**TASK BRIEF**
The response should be an exact repetition of all the entries.

**DATA SUPPLIED**

'''

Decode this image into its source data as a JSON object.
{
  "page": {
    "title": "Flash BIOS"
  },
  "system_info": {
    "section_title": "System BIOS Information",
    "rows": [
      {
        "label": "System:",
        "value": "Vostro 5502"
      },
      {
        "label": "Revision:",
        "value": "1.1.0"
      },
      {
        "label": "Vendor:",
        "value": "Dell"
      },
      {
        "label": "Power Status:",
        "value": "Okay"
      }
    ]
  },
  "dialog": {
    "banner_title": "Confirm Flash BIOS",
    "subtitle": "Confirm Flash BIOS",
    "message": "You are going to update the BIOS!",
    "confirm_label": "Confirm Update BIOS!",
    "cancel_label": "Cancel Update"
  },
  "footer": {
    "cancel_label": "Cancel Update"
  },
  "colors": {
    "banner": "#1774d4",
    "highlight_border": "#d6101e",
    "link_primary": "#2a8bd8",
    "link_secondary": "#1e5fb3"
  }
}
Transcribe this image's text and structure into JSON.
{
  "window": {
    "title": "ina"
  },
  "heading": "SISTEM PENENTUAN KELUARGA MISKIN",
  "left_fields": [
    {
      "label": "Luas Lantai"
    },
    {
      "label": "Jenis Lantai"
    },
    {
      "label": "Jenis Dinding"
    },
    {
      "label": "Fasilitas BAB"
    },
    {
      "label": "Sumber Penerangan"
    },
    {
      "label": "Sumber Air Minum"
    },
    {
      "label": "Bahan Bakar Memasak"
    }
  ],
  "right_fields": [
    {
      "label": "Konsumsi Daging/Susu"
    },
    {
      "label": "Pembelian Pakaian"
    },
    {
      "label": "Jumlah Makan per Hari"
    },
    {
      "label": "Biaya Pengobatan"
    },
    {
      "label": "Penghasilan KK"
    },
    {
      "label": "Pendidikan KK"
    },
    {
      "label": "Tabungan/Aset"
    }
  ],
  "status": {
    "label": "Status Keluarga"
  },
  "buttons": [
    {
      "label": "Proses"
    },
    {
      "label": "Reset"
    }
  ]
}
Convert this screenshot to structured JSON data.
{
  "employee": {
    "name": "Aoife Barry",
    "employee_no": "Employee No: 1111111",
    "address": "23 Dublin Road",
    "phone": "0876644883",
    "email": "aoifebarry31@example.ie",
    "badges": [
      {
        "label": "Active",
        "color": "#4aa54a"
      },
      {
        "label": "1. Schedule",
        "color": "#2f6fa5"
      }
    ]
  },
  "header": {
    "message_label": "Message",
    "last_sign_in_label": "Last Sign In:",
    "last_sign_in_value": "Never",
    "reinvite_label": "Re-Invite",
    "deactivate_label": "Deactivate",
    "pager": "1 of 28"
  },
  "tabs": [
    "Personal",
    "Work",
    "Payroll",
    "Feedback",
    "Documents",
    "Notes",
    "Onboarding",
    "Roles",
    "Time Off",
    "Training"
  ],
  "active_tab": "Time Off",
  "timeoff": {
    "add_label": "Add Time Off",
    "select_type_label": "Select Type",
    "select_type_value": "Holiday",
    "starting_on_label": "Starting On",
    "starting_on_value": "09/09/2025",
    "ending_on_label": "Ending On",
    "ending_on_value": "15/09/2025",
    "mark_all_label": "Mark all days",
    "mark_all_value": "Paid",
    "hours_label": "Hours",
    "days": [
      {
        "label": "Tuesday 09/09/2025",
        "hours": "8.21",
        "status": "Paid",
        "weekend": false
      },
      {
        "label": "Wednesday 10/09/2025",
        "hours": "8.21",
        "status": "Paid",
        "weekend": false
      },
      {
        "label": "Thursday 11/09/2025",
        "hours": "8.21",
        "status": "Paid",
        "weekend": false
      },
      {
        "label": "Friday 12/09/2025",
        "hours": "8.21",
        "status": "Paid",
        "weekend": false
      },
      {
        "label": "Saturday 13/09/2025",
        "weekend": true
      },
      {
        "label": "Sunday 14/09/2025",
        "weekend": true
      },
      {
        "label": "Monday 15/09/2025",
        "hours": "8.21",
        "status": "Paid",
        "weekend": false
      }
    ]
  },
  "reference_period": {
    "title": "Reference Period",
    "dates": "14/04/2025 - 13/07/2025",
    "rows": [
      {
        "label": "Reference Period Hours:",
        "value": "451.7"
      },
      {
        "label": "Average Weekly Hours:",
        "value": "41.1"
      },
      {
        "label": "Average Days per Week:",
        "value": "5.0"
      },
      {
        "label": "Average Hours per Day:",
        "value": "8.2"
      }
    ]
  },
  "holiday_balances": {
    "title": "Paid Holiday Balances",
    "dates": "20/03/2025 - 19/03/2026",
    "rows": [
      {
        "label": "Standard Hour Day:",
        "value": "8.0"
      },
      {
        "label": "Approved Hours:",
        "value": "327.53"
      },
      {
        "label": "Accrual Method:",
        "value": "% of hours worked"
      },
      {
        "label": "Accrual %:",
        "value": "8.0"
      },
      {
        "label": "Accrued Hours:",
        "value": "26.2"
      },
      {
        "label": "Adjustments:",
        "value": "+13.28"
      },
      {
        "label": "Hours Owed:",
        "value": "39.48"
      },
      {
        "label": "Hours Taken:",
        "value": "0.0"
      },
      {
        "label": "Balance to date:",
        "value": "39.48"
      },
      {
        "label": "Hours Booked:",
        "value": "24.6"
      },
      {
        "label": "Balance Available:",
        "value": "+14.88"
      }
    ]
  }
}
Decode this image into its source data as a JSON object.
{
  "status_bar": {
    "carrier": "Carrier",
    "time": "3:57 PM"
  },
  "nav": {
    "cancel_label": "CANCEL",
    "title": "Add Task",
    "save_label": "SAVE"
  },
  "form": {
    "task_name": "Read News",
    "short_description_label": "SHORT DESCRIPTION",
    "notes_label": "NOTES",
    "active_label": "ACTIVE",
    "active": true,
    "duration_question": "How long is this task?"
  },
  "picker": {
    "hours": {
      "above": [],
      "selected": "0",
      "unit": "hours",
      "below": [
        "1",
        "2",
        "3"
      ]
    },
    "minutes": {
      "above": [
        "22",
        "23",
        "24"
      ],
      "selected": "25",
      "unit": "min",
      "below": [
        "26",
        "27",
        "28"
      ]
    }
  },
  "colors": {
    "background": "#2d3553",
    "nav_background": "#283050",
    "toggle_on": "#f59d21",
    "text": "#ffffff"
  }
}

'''

**TASK RESULT**
Decode this image into its source data as a JSON object.
{
  "page": {
    "title": "Flash BIOS"
  },
  "system_info": {
    "section_title": "System BIOS Information",
    "rows": [
      {
        "label": "System:",
        "value": "Vostro 5502"
      },
      {
        "label": "Revision:",
        "value": "1.1.0"
      },
      {
        "label": "Vendor:",
        "value": "Dell"
      },
      {
        "label": "Power Status:",
        "value": "Okay"
      }
    ]
  },
  "dialog": {
    "banner_title": "Confirm Flash BIOS",
    "subtitle": "Confirm Flash BIOS",
    "message": "You are going to update the BIOS!",
    "confirm_label": "Confirm Update BIOS!",
    "cancel_label": "Cancel Update"
  },
  "footer": {
    "cancel_label": "Cancel Update"
  },
  "colors": {
    "banner": "#1774d4",
    "highlight_border": "#d6101e",
    "link_primary": "#2a8bd8",
    "link_secondary": "#1e5fb3"
  }
}
Transcribe this image's text and structure into JSON.
{
  "window": {
    "title": "ina"
  },
  "heading": "SISTEM PENENTUAN KELUARGA MISKIN",
  "left_fields": [
    {
      "label": "Luas Lantai"
    },
    {
      "label": "Jenis Lantai"
    },
    {
      "label": "Jenis Dinding"
    },
    {
      "label": "Fasilitas BAB"
    },
    {
      "label": "Sumber Penerangan"
    },
    {
      "label": "Sumber Air Minum"
    },
    {
      "label": "Bahan Bakar Memasak"
    }
  ],
  "right_fields": [
    {
      "label": "Konsumsi Daging/Susu"
    },
    {
      "label": "Pembelian Pakaian"
    },
    {
      "label": "Jumlah Makan per Hari"
    },
    {
      "label": "Biaya Pengobatan"
    },
    {
      "label": "Penghasilan KK"
    },
    {
      "label": "Pendidikan KK"
    },
    {
      "label": "Tabungan/Aset"
    }
  ],
  "status": {
    "label": "Status Keluarga"
  },
  "buttons": [
    {
      "label": "Proses"
    },
    {
      "label": "Reset"
    }
  ]
}
Convert this screenshot to structured JSON data.
{
  "employee": {
    "name": "Aoife Barry",
    "employee_no": "Employee No: 1111111",
    "address": "23 Dublin Road",
    "phone": "0876644883",
    "email": "aoifebarry31@example.ie",
    "badges": [
      {
        "label": "Active",
        "color": "#4aa54a"
      },
      {
        "label": "1. Schedule",
        "color": "#2f6fa5"
      }
    ]
  },
  "header": {
    "message_label": "Message",
    "last_sign_in_label": "Last Sign In:",
    "last_sign_in_value": "Never",
    "reinvite_label": "Re-Invite",
    "deactivate_label": "Deactivate",
    "pager": "1 of 28"
  },
  "tabs": [
    "Personal",
    "Work",
    "Payroll",
    "Feedback",
    "Documents",
    "Notes",
    "Onboarding",
    "Roles",
    "Time Off",
    "Training"
  ],
  "active_tab": "Time Off",
  "timeoff": {
    "add_label": "Add Time Off",
    "select_type_label": "Select Type",
    "select_type_value": "Holiday",
    "starting_on_label": "Starting On",
    "starting_on_value": "09/09/2025",
    "ending_on_label": "Ending On",
    "ending_on_value": "15/09/2025",
    "mark_all_label": "Mark all days",
    "mark_all_value": "Paid",
    "hours_label": "Hours",
    "days": [
      {
        "label": "Tuesday 09/09/2025",
        "hours": "8.21",
        "status": "Paid",
        "weekend": false
      },
      {
        "label": "Wednesday 10/09/2025",
        "hours": "8.21",
        "status": "Paid",
        "weekend": false
      },
      {
        "label": "Thursday 11/09/2025",
        "hours": "8.21",
        "status": "Paid",
        "weekend": false
      },
      {
        "label": "Friday 12/09/2025",
        "hours": "8.21",
        "status": "Paid",
        "weekend": false
      },
      {
        "label": "Saturday 13/09/2025",
        "weekend": true
      },
      {
        "label": "Sunday 14/09/2025",
        "weekend": true
      },
      {
        "label": "Monday 15/09/2025",
        "hours": "8.21",
        "status": "Paid",
        "weekend": false
      }
    ]
  },
  "reference_period": {
    "title": "Reference Period",
    "dates": "14/04/2025 - 13/07/2025",
    "rows": [
      {
        "label": "Reference Period Hours:",
        "value": "451.7"
      },
      {
        "label": "Average Weekly Hours:",
        "value": "41.1"
      },
      {
        "label": "Average Days per Week:",
        "value": "5.0"
      },
      {
        "label": "Average Hours per Day:",
        "value": "8.2"
      }
    ]
  },
  "holiday_balances": {
    "title": "Paid Holiday Balances",
    "dates": "20/03/2025 - 19/03/2026",
    "rows": [
      {
        "label": "Standard Hour Day:",
        "value": "8.0"
      },
      {
        "label": "Approved Hours:",
        "value": "327.53"
      },
      {
        "label": "Accrual Method:",
        "value": "% of hours worked"
      },
      {
        "label": "Accrual %:",
        "value": "8.0"
      },
      {
        "label": "Accrued Hours:",
        "value": "26.2"
      },
      {
        "label": "Adjustments:",
        "value": "+13.28"
      },
      {
        "label": "Hours Owed:",
        "value": "39.48"
      },
      {
        "label": "Hours Taken:",
        "value": "0.0"
      },
      {
        "label": "Balance to date:",
        "value": "39.48"
      },
      {
        "label": "Hours Booked:",
        "value": "24.6"
      },
      {
        "label": "Balance Available:",
        "value": "+14.88"
      }
    ]
  }
}
Decode this image into its source data as a JSON object.
{
  "status_bar": {
    "carrier": "Carrier",
    "time": "3:57 PM"
  },
  "nav": {
    "cancel_label": "CANCEL",
    "title": "Add Task",
    "save_label": "SAVE"
  },
  "form": {
    "task_name": "Read News",
    "short_description_label": "SHORT DESCRIPTION",
    "notes_label": "NOTES",
    "active_label": "ACTIVE",
    "active": true,
    "duration_question": "How long is this task?"
  },
  "picker": {
    "hours": {
      "above": [],
      "selected": "0",
      "unit": "hours",
      "below": [
        "1",
        "2",
        "3"
      ]
    },
    "minutes": {
      "above": [
        "22",
        "23",
        "24"
      ],
      "selected": "25",
      "unit": "min",
      "below": [
        "26",
        "27",
        "28"
      ]
    }
  },
  "colors": {
    "background": "#2d3553",
    "nav_background": "#283050",
    "toggle_on": "#f59d21",
    "text": "#ffffff"
  }
}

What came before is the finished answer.